Department of Biosciences


Publication details for Prof PJ Hussey

Craddock, Christian P., Adams, Nicolette, Kroon, Johan T.M., Bryant, Fiona M., Hussey, Patrick J., Kurup, Smita & Eastmond, Peter J. (2016). Cyclin-dependent kinase activity enhances phosphatidylcholine biosynthesis in Arabidopsis by repressing phosphatidic acid phosphohydrolase activity. The Plant Journal

Author(s) from Durham

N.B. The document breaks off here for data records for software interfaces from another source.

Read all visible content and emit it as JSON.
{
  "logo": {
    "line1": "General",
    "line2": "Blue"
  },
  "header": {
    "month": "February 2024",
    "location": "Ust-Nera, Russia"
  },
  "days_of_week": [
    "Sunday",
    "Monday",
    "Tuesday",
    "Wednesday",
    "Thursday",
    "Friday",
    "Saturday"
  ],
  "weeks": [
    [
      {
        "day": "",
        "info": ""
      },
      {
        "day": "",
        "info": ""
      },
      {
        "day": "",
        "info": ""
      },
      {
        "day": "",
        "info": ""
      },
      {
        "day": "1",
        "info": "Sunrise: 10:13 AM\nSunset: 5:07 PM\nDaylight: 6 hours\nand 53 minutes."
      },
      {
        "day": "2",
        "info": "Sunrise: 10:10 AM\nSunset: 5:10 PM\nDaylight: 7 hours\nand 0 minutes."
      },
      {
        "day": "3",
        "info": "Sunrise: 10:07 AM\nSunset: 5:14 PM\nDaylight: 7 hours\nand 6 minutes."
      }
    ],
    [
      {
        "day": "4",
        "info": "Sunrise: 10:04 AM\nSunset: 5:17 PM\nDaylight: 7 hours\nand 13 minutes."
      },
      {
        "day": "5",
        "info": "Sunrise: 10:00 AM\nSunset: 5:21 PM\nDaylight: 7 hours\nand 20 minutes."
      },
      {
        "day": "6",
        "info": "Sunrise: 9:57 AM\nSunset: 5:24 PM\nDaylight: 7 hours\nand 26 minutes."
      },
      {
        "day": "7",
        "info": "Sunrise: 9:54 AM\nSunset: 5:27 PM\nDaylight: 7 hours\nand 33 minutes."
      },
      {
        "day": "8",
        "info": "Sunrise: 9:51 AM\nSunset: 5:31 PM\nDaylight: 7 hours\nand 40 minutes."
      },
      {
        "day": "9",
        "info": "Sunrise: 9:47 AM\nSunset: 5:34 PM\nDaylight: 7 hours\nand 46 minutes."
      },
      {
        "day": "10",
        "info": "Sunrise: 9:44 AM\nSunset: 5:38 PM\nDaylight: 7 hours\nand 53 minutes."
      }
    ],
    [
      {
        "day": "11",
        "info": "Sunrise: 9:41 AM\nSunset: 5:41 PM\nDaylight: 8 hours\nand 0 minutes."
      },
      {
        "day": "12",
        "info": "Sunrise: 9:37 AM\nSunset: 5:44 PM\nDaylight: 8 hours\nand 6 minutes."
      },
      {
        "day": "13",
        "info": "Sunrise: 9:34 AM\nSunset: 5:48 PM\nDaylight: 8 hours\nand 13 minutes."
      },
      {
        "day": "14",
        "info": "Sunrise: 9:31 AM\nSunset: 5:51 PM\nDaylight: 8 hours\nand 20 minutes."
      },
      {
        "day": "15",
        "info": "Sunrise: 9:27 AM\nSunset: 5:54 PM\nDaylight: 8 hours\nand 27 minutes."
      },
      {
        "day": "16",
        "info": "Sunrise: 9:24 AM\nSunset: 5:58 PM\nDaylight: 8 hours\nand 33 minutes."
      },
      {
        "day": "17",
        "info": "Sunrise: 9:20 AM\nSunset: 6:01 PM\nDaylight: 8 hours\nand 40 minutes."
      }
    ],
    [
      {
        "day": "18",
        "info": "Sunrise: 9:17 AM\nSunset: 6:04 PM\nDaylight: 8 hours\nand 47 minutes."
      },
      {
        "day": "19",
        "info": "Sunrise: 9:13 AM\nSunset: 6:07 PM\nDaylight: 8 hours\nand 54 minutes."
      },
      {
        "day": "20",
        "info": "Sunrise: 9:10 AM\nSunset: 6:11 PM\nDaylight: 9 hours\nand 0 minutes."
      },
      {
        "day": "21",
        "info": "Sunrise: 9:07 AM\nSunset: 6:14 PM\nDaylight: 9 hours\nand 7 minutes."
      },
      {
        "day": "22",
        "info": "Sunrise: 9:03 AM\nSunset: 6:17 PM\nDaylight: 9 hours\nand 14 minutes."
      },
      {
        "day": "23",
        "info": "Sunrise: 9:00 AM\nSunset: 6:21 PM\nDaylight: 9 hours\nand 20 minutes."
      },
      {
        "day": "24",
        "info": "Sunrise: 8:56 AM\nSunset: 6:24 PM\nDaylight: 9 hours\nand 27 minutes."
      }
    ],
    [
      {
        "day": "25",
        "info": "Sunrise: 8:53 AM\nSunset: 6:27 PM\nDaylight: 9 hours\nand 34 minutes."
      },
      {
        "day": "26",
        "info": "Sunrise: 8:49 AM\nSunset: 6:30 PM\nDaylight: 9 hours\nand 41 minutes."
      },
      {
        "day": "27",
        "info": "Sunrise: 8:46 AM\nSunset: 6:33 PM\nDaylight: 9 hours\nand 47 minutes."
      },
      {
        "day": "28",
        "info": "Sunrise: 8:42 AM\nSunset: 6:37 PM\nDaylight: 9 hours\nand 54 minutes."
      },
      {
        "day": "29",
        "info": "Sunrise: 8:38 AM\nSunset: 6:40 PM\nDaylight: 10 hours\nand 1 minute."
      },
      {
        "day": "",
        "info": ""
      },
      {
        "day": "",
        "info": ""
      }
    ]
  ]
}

Coordination of endomembrane biogenesis with cell cycle progression is considered to be important in maintaining cell function during growth and development. We previously showed that disruption of PHOSPHATIDIC ACID PHOSPHOHYDROLASE (PAH) activity in Arabidopsis thaliana stimulates biosynthesis of the major phospholipid phosphatidylcholine (PC) and causes expansion of the endoplasmic reticulum. Here we show that PC biosynthesis is repressed by disruption of the core cell cycle regulator CYCLIN-DEPENDENT KINASE A;1 (CDKA;1) and that this repression is reliant on PAH. Furthermore, we show that CDKs phosphorylate PAH1 at serine 162, which reduces both its activity and membrane association. Expression of a CDK-insensitive version of PAH1 with a serine 162 to alanine substitution represses PC biosynthesis and also reduces the rate of cell division in early leaf development. Together our findings reveal a physiologically important mechanism that couples the rate of phospholipid biosynthesis and endomembrane biogenesis to cell cycle progression in Arabidopsis.